Some say Las Vegas will never be the same again. To that, I wonder, compared to when? Three years ago? Perhaps not, but it's feeling a lot like 1989 again, and to a native Nevadan, that's not all bad. Life seemed a little simpler then, didn't it?
The construction boom has ended, forcing the skilled and unskilled labor forces to leave to seek greener pastures in other job-barren states. This is not urban flight, either, because Las Vegas is more suburbia than metropolis.
Las Vegas will recover at some point. Folks tired of bitter winters will continue to look at Las Vegas for retirement, because there will be great deals on homes to be found and the weather is marvelous.
If you look close enough, you will find many positive aspects to this mess we're in. We will have more time to address the issue of water and where to get it. It will give us more time to come up with better energy solutions, too.
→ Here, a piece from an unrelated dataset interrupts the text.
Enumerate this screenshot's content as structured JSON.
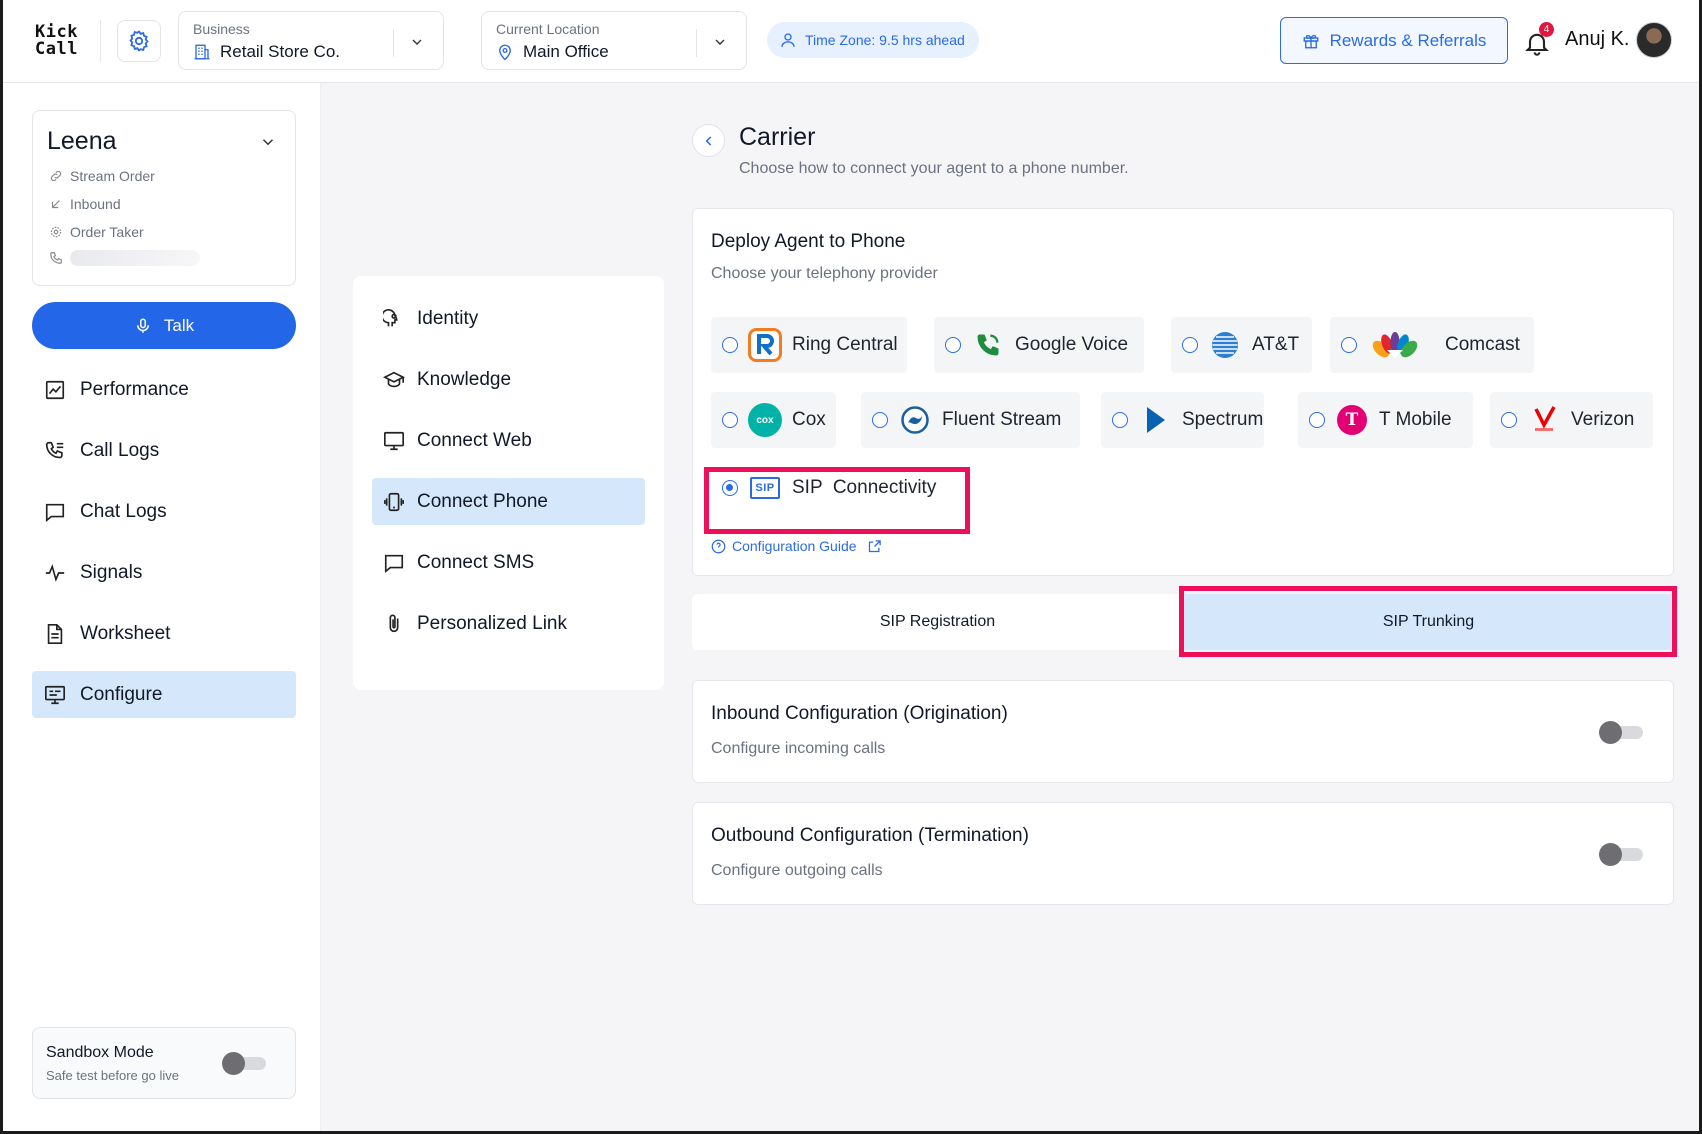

These are important issues in light of the effects of the drought plaguing the West.
It is disturbing enough to think about Lake Mead drying up, but before that happens, Hoover Dam would lose is capacity to produce energy. That is an entirely different crisis brewing.
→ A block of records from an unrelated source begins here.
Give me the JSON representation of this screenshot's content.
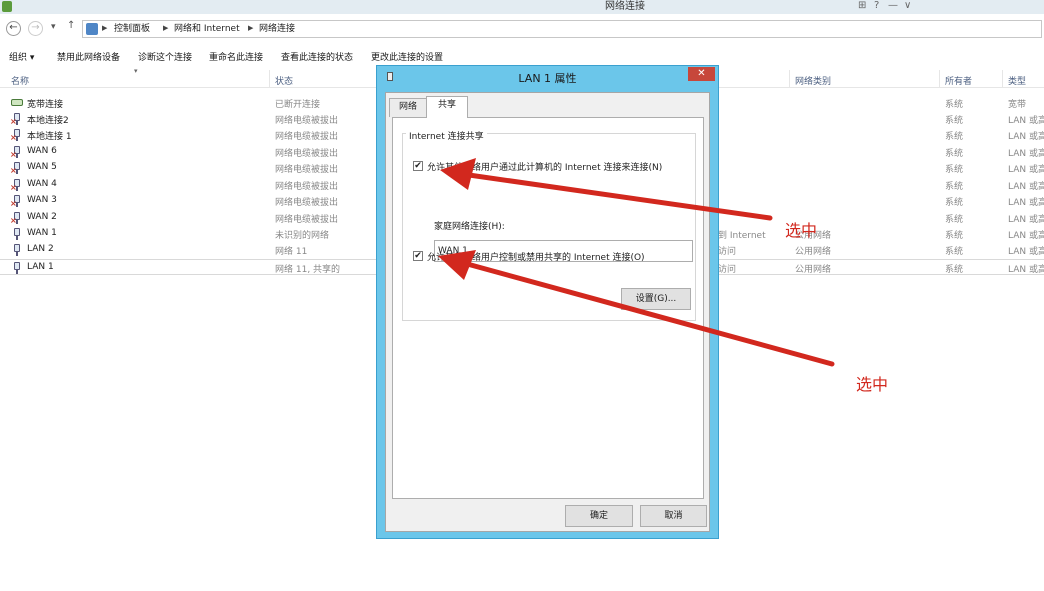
{
  "window": {
    "title": "网络连接",
    "controls": [
      "⊞",
      "?",
      "—",
      "∨"
    ]
  },
  "address": {
    "back": "←",
    "forward": "→",
    "dropdown": "▾",
    "up": "↑",
    "crumbs": [
      "控制面板",
      "网络和 Internet",
      "网络连接"
    ]
  },
  "toolbar": {
    "organize": "组织 ▾",
    "actions": [
      "禁用此网络设备",
      "诊断这个连接",
      "重命名此连接",
      "查看此连接的状态",
      "更改此连接的设置"
    ]
  },
  "columns": {
    "name": "名称",
    "status": "状态",
    "category": "网络类别",
    "owner": "所有者",
    "type": "类型"
  },
  "connections": [
    {
      "name": "宽带连接",
      "status": "已断开连接",
      "private": "",
      "category": "",
      "owner": "系统",
      "type": "宽带",
      "icon": "broadband-icon"
    },
    {
      "name": "本地连接2",
      "status": "网络电缆被拔出",
      "private": "",
      "category": "",
      "owner": "系统",
      "type": "LAN 或高速",
      "icon": "network-adapter-icon"
    },
    {
      "name": "本地连接 1",
      "status": "网络电缆被拔出",
      "private": "",
      "category": "",
      "owner": "系统",
      "type": "LAN 或高速",
      "icon": "network-adapter-icon"
    },
    {
      "name": "WAN 6",
      "status": "网络电缆被拔出",
      "private": "",
      "category": "",
      "owner": "系统",
      "type": "LAN 或高速",
      "icon": "network-adapter-icon"
    },
    {
      "name": "WAN 5",
      "status": "网络电缆被拔出",
      "private": "",
      "category": "",
      "owner": "系统",
      "type": "LAN 或高速",
      "icon": "network-adapter-icon"
    },
    {
      "name": "WAN 4",
      "status": "网络电缆被拔出",
      "private": "",
      "category": "",
      "owner": "系统",
      "type": "LAN 或高速",
      "icon": "network-adapter-icon"
    },
    {
      "name": "WAN 3",
      "status": "网络电缆被拔出",
      "private": "",
      "category": "",
      "owner": "系统",
      "type": "LAN 或高速",
      "icon": "network-adapter-icon"
    },
    {
      "name": "WAN 2",
      "status": "网络电缆被拔出",
      "private": "",
      "category": "",
      "owner": "系统",
      "type": "LAN 或高速",
      "icon": "network-adapter-icon"
    },
    {
      "name": "WAN 1",
      "status": "未识别的网络",
      "private": "到 Internet",
      "category": "公用网络",
      "owner": "系统",
      "type": "LAN 或高速",
      "icon": "network-adapter-icon"
    },
    {
      "name": "LAN 2",
      "status": "网络 11",
      "private": "访问",
      "category": "公用网络",
      "owner": "系统",
      "type": "LAN 或高速",
      "icon": "network-adapter-icon"
    },
    {
      "name": "LAN 1",
      "status": "网络 11, 共享的",
      "private": "访问",
      "category": "公用网络",
      "owner": "系统",
      "type": "LAN 或高速",
      "icon": "network-adapter-icon"
    }
  ],
  "dialog": {
    "title": "LAN 1 属性",
    "close": "✕",
    "tabs": [
      "网络",
      "共享"
    ],
    "group_title": "Internet 连接共享",
    "allow_share_label": "允许其他网络用户通过此计算机的 Internet 连接来连接(N)",
    "allow_share_checked": true,
    "home_net_label": "家庭网络连接(H):",
    "home_net_value": "WAN 1",
    "allow_control_label": "允许其他网络用户控制或禁用共享的 Internet 连接(O)",
    "allow_control_checked": true,
    "settings_button": "设置(G)...",
    "ok_button": "确定",
    "cancel_button": "取消"
  },
  "annotations": [
    "选中",
    "选中"
  ],
  "colors": {
    "dialog_frame": "#6bc6ea",
    "close_button": "#c7473b",
    "annotation": "#d2281e"
  }
}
Still, unlike the naysayers, I know the Las Vegas economy has not totally derailed in a smoking heap. Sure, we are going to suffer for awhile, and many Nevadans will be out of work. But there will be many more who will rise in the new economy.
Now is the time not only for Las Vegas but all of Nevada to start sketching and molding what it wants to be after this economic meltdown.
Las Vegas doesn't have to be the emptiest place in America. What started out as a dusty watering hole on the Union Pacific Railroad was actually a desert paradise with flowing artesian wells that sustained many settlers passing through by the wagon full. Just as it sustained ancient native Americans with the gift of life in a hostile environment, Las Vegas will continue to provide for those who are willing to brush the dust from themselves and pick up a shovel, hammer, trowel or perhaps dig into the ol' cookie jar, if it isn't already empty, to help in this remodeling of our economy.
Perhaps once we get our train moving again, we should slow down enough to pull up a neighbor. Then, in time, we may be the fullest city in America again.
What's that saying? The community that rebuilds together, prospers together, or something like that.
Tim O’Callaghan, co-publisher of the Home News, can be reached at 990-2656 or firstname.lastname@example.org. He writes a regular column for the Home News.